The battle against desalination in the bay

Pub date September 14, 2010
WriterJoan Bennett

OPINION In July 2010, in one fell swoop, the Marin Municipal Water District’s board of directors ambushed an initiative that would force a public vote on an expensive an environmentally destructive desalination plant on the edge of the bay.

In August 2009, the board unanimously voted to approve an environmental study to pave the way for the desalination plant, which would suck up bay water, filter out the salt, and dump the briny extract back into the bay.

In response, a group of unpaid, grassroots volunteers gathered more than 18,000 signatures to qualify Measure T for the November ballot. The measure requires voter approval before up to $51 million in public money is spent on desalination planning.

On July 6, 2010, the board had a chance to avoid the ballot fight by adopting the proposed initiative as an ordinance. Instead, MMWD voted to “study” Measure T’s impact on desalination planning. And at a packed special four-hour meeting on July 26, the board announced that it decided to place its own rival initiative, Measure S, on the ballot, which allows the plant to move forward without delay.

Then, on Aug. 18, the board went a step further and enacted Measure S as law. Consequently, even if S loses in November, the path is cleared for the environmentally damaging project. And the only way it can be stopped is if Measure T wins.

MMWD argues that Measure T ties the agency’s hands and that the 18,000 signatories knew not what they signed. According to MMWD General Manager Paul Helliker (founding member of CalDesal, “a unified voice for water desalination in the Golden State,”) the actual cost of the plant could run as high as $400 million.

Measure T allows MMWD to study desalination, but the agency can’t start making concrete plans for the project — and start collecting permits and issuing multimillion dollar contracts — without a vote.

MMWD argues its desalination plant is a small capital expenditure for ratepayers. As one Measure T proponent, Bill Rothman, observed, MMWD’s profligate spending needs to be checked because its hands are “in our pockets.” In the past three years, for example, ratepayers have shelled out $252,176 in benefits to directors. It’s no wonder MMWD is drowning in $2.56 million in debt.
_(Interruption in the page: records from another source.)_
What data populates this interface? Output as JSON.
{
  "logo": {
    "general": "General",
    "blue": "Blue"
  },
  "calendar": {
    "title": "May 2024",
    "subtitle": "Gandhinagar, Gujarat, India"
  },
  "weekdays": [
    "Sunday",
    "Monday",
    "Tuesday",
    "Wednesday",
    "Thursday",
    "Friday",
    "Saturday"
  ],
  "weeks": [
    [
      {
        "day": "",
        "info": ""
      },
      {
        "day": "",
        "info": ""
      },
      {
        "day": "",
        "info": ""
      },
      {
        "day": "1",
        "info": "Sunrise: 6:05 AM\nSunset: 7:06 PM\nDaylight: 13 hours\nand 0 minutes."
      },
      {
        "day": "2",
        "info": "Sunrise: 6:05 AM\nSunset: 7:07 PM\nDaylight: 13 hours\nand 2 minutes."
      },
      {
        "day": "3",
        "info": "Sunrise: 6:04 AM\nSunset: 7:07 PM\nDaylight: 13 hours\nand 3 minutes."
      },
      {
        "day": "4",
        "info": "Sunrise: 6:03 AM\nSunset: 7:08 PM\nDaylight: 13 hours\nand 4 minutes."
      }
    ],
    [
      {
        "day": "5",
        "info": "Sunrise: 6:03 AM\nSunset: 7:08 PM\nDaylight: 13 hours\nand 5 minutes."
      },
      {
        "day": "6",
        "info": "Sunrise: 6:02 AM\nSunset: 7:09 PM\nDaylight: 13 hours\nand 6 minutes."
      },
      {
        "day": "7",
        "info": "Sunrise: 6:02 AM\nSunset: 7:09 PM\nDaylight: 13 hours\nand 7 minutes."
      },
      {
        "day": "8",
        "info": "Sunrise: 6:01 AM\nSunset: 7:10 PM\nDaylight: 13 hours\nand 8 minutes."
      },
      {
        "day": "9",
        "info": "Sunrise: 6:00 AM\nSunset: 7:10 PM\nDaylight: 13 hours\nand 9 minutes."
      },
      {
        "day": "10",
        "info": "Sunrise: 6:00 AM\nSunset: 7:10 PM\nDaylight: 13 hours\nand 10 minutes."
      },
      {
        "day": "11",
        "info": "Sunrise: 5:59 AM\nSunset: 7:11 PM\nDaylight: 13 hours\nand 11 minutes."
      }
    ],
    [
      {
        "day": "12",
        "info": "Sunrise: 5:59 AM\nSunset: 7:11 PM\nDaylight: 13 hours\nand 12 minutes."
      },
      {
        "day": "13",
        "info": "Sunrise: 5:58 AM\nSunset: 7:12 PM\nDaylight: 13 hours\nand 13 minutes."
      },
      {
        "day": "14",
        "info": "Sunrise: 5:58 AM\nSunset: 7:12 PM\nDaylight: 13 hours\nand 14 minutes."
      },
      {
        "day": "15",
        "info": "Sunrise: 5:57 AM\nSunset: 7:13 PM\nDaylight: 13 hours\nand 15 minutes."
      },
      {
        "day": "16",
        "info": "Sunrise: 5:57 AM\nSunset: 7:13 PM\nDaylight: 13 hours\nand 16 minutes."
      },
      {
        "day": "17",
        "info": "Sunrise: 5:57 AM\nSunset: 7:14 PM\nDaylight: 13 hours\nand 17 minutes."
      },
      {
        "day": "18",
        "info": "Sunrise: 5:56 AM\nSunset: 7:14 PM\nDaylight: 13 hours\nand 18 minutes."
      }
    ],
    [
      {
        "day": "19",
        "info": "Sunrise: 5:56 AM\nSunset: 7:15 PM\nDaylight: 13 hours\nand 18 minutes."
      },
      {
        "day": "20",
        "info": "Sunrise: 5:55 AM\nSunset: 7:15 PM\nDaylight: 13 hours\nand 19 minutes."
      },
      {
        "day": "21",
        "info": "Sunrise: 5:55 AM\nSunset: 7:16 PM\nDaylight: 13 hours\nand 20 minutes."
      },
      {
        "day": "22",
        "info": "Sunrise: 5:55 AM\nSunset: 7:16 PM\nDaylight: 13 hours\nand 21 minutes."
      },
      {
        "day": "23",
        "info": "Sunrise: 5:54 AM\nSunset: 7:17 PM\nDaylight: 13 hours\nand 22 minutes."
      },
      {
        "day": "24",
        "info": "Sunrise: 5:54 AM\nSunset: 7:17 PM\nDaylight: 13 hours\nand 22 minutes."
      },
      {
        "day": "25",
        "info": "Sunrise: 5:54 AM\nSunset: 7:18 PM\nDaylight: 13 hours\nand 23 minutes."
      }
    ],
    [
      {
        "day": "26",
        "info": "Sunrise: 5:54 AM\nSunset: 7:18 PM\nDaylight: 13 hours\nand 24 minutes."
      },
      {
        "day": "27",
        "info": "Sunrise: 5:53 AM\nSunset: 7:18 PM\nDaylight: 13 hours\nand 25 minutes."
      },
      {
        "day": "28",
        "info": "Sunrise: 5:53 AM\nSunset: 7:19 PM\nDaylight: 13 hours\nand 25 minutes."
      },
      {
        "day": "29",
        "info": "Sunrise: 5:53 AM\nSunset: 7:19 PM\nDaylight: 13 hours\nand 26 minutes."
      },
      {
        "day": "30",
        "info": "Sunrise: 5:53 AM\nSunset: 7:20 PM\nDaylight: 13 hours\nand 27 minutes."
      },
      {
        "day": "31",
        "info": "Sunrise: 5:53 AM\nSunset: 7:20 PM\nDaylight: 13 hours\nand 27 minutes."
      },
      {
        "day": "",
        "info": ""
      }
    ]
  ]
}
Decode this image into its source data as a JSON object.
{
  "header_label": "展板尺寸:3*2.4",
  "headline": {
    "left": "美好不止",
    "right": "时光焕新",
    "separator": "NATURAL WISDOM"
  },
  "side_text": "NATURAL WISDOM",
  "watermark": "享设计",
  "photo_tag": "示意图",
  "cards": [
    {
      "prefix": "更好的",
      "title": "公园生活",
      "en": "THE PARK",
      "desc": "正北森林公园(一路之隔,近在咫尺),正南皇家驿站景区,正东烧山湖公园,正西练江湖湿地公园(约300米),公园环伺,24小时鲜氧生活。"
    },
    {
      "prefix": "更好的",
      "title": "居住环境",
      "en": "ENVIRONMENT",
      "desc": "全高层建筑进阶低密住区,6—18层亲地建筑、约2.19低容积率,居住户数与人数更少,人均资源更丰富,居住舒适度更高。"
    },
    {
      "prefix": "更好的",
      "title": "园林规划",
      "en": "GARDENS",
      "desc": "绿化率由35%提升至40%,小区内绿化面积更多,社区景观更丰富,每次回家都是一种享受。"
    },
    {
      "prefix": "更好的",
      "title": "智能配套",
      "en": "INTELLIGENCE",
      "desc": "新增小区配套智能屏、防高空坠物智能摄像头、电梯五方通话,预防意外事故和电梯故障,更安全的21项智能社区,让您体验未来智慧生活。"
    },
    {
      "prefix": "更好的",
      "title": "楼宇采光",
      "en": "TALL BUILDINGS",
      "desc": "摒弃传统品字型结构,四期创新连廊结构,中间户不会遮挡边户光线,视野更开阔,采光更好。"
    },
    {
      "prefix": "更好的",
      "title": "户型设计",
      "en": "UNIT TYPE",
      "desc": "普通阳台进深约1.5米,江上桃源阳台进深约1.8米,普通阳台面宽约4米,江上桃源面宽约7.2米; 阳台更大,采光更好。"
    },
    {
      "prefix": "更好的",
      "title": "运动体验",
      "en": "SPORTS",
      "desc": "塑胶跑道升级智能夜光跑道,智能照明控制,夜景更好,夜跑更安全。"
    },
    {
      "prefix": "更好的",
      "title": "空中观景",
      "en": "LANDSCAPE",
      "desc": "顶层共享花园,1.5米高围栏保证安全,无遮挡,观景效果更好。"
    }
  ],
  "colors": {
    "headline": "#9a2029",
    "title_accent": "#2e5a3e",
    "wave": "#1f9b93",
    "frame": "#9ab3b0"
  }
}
This November, the choice is clear: Measure T, the people’s initiative, endorsed by 18,000 Marin voters, would mandate a public vote before any further wasteful, costly, desalination proceeds for a plant that poses health risks from the toxic bay.

Yes on T, no on S.

Joan Bennett is a member of the Coalition for the Public’s Right to Vote About Desalination.